## YOUR GOAL
Identify each line below that contains the word "level", and copy it out.
***** THE INPUT
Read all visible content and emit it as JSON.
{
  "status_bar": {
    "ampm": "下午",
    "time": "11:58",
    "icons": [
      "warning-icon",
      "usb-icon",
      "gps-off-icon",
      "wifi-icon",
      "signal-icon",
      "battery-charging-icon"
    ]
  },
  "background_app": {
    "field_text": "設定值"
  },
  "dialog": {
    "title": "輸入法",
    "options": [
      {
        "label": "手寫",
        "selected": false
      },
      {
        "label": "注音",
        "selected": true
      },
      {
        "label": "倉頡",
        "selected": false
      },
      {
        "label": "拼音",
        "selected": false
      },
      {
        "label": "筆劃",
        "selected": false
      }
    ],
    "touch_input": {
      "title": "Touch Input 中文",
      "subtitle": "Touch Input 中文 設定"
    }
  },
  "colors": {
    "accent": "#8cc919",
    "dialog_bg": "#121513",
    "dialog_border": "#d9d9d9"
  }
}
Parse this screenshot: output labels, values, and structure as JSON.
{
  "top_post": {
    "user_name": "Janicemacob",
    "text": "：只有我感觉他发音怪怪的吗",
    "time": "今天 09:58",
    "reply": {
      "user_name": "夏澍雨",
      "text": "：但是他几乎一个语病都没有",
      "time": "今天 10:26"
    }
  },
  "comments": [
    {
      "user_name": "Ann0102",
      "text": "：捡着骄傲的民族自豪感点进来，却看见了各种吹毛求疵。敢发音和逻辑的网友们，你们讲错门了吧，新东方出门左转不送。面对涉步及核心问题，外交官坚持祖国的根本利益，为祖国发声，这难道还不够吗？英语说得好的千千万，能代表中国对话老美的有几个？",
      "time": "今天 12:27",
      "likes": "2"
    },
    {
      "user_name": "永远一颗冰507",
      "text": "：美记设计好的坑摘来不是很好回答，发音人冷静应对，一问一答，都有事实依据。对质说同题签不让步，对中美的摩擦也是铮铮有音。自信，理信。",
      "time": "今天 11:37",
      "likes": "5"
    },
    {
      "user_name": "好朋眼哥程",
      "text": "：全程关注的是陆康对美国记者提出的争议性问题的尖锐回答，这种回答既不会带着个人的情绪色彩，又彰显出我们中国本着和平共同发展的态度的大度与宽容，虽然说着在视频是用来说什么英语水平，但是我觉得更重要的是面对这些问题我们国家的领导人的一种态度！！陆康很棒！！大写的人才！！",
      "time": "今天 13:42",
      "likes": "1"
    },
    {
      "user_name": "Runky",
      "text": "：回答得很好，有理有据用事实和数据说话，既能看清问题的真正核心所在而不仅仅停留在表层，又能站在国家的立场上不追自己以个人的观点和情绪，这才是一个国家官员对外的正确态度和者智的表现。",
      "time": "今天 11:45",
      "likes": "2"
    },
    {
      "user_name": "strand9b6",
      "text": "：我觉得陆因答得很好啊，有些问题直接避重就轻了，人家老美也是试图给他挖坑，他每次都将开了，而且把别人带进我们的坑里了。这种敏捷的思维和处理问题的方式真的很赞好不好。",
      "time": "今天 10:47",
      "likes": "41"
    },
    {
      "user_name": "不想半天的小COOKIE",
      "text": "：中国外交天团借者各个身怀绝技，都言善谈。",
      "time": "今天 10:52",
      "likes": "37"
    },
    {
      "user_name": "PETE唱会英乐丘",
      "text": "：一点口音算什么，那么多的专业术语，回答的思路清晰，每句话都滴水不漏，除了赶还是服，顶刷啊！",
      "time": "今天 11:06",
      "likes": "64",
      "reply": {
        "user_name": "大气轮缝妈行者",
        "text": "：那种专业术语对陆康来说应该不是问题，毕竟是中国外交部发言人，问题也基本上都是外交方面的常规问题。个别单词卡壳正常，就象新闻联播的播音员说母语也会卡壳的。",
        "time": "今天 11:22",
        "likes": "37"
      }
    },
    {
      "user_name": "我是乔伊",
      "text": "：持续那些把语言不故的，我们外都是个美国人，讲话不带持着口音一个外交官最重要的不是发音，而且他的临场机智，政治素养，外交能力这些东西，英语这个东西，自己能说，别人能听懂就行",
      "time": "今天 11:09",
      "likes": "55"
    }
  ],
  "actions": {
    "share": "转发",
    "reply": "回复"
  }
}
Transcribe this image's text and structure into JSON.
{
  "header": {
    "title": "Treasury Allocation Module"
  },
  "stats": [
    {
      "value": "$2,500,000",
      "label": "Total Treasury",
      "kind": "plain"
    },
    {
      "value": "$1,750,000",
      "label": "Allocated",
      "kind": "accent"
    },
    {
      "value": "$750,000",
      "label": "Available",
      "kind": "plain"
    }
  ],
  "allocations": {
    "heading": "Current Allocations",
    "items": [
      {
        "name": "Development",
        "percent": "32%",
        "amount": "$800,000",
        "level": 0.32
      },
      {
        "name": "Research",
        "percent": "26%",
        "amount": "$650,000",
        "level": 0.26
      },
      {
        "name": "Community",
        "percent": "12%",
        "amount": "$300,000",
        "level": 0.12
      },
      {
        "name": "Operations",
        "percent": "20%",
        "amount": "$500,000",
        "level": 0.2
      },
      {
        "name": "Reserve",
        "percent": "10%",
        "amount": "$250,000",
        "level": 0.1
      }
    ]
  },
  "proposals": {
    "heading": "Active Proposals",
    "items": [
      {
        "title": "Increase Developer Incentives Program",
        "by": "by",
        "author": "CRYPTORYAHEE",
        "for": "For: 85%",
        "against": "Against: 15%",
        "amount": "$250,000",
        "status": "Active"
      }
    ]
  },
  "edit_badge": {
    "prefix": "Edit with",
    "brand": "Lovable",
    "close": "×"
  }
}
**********
## SOLUTION
        "level": 0.32
        "level": 0.26
        "level": 0.12
        "level": 0.2
        "level": 0.1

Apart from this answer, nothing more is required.